Wherever "Prev" occurs in the entries, copy the line that holds it.
::: EXERCISE MATERIAL :::
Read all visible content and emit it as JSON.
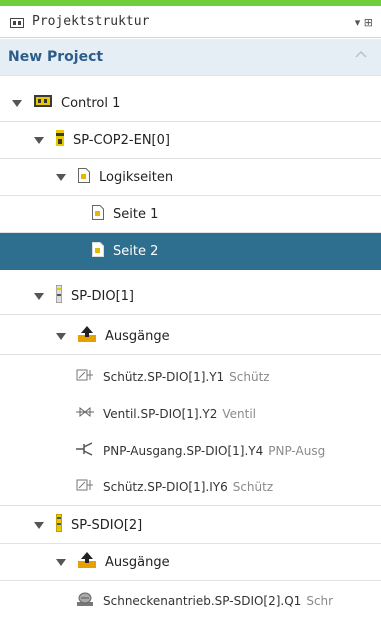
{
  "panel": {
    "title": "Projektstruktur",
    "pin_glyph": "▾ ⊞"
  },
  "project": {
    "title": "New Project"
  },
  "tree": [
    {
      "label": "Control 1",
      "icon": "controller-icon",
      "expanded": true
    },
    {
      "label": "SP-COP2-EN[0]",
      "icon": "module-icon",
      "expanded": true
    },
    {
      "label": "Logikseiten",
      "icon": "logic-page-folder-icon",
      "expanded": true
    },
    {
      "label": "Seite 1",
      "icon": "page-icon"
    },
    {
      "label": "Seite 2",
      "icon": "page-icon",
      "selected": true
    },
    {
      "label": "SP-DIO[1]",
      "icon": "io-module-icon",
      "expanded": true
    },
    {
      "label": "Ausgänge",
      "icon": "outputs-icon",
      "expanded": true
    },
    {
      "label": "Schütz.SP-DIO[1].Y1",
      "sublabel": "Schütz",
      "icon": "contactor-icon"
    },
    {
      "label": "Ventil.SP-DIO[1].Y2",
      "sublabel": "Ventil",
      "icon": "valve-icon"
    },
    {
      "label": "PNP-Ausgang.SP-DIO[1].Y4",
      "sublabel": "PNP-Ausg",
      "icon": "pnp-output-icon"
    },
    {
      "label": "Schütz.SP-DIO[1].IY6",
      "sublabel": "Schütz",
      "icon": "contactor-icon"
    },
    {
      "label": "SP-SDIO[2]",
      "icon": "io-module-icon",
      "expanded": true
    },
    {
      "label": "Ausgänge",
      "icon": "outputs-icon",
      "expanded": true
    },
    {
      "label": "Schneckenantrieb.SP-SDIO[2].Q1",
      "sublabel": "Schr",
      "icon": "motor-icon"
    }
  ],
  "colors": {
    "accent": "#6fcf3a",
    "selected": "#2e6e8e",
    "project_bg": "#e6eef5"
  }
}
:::
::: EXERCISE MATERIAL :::
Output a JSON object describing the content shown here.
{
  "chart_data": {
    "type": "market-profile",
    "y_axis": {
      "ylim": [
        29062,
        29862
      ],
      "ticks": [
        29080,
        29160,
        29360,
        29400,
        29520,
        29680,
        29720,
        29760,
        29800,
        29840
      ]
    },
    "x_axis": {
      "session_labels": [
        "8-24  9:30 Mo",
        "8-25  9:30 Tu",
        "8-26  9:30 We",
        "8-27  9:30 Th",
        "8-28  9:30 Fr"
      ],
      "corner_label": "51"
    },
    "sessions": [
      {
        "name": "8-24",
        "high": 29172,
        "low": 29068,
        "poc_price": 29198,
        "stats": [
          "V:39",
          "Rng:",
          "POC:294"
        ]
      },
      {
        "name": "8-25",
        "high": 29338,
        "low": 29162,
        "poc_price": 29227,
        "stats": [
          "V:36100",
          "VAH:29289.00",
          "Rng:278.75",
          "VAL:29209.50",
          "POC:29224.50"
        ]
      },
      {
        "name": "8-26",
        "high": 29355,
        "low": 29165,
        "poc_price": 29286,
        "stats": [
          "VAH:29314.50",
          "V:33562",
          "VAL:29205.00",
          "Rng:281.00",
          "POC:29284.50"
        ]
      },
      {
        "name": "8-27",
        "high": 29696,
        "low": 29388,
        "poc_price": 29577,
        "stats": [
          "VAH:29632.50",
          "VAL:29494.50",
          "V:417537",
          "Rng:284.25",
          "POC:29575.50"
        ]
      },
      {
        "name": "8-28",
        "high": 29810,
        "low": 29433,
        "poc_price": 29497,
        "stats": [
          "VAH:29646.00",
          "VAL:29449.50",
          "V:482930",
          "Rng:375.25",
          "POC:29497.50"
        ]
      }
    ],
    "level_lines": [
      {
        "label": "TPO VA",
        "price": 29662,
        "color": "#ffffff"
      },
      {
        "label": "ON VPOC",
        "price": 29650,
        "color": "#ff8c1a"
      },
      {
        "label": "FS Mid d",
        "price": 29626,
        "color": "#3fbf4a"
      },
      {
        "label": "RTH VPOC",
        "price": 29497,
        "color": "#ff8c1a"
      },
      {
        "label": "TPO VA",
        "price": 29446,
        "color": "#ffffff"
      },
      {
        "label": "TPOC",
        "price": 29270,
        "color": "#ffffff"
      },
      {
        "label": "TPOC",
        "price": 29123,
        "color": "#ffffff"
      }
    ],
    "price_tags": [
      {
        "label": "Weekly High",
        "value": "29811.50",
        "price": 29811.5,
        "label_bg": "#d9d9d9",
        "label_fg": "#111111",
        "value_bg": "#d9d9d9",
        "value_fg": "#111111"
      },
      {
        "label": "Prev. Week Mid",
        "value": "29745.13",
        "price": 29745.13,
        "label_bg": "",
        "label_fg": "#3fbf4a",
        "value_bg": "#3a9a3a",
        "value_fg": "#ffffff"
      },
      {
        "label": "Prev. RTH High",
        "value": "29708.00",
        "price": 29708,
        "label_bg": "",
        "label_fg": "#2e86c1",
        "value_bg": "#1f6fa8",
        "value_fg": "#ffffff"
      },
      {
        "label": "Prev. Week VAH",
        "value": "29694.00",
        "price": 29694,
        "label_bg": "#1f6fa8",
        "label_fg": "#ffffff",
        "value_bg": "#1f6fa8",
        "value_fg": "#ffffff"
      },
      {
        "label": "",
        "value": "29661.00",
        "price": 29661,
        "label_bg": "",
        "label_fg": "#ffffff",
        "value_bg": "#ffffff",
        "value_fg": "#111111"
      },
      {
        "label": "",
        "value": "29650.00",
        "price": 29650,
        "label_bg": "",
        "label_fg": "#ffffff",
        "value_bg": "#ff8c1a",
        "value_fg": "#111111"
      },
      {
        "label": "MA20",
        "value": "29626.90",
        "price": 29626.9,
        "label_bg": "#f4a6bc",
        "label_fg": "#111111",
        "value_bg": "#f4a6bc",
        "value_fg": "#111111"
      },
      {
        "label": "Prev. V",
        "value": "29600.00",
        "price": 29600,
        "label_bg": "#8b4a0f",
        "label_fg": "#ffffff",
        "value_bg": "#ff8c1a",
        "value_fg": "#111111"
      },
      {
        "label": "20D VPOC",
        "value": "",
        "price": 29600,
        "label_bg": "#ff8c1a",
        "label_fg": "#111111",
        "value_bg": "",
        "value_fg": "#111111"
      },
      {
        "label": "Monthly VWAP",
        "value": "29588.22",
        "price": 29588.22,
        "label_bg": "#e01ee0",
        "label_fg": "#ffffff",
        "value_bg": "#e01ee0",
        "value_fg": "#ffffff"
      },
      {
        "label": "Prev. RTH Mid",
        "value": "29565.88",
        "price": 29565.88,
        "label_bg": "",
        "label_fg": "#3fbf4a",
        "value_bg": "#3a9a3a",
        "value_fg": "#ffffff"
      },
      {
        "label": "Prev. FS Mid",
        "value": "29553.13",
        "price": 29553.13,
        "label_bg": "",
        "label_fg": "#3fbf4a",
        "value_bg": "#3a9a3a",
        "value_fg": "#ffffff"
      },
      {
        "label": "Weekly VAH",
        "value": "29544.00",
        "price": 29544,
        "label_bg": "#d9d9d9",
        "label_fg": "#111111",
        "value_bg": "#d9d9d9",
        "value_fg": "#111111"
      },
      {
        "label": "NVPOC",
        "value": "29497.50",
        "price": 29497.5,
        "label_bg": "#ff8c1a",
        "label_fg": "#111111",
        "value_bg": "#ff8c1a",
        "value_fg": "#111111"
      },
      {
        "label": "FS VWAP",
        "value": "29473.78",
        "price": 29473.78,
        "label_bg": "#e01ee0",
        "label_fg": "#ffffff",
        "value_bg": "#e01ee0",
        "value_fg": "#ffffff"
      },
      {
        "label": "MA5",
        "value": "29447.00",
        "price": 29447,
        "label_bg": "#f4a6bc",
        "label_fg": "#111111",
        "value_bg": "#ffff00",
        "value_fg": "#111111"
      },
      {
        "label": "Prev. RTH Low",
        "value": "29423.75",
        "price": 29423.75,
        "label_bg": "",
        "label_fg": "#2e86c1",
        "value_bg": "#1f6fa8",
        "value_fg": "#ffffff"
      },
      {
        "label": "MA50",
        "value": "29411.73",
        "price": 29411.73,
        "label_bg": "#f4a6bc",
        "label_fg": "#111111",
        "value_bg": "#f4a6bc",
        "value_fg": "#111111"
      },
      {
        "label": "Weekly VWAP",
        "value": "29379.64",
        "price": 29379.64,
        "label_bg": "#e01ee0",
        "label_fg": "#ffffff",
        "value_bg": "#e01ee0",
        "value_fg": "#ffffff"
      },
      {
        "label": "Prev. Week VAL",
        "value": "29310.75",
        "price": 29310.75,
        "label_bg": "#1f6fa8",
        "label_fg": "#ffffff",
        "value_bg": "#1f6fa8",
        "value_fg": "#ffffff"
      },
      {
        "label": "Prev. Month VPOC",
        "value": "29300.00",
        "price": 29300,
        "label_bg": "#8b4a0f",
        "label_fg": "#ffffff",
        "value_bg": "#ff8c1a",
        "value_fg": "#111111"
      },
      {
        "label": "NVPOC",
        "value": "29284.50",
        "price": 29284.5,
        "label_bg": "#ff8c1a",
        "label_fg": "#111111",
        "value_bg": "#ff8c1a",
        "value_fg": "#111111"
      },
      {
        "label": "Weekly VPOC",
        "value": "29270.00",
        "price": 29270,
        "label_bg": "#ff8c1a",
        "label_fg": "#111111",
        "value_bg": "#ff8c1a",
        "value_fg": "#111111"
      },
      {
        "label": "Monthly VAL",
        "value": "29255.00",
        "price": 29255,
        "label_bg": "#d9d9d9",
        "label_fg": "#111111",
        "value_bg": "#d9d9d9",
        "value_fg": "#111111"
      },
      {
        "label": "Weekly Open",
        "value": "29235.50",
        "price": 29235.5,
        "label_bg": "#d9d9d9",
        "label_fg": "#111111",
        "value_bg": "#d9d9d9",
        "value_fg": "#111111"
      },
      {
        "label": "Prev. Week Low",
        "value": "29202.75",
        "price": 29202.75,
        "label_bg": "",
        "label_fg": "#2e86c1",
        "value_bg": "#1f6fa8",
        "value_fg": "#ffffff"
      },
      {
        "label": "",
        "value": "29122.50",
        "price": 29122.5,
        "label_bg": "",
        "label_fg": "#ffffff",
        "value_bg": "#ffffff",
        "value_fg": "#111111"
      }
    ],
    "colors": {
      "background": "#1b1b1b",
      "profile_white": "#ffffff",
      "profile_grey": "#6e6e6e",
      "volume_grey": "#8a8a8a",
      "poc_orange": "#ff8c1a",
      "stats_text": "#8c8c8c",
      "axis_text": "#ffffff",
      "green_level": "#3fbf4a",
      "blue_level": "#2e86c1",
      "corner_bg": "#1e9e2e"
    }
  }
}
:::
[ANSWER SECTION]
        "label": "Prev. Week Mid",
        "label": "Prev. RTH High",
        "label": "Prev. Week VAH",
        "label": "Prev. V",
        "label": "Prev. RTH Mid",
        "label": "Prev. FS Mid",
        "label": "Prev. RTH Low",
        "label": "Prev. Week VAL",
        "label": "Prev. Month VPOC",
        "label": "Prev. Week Low",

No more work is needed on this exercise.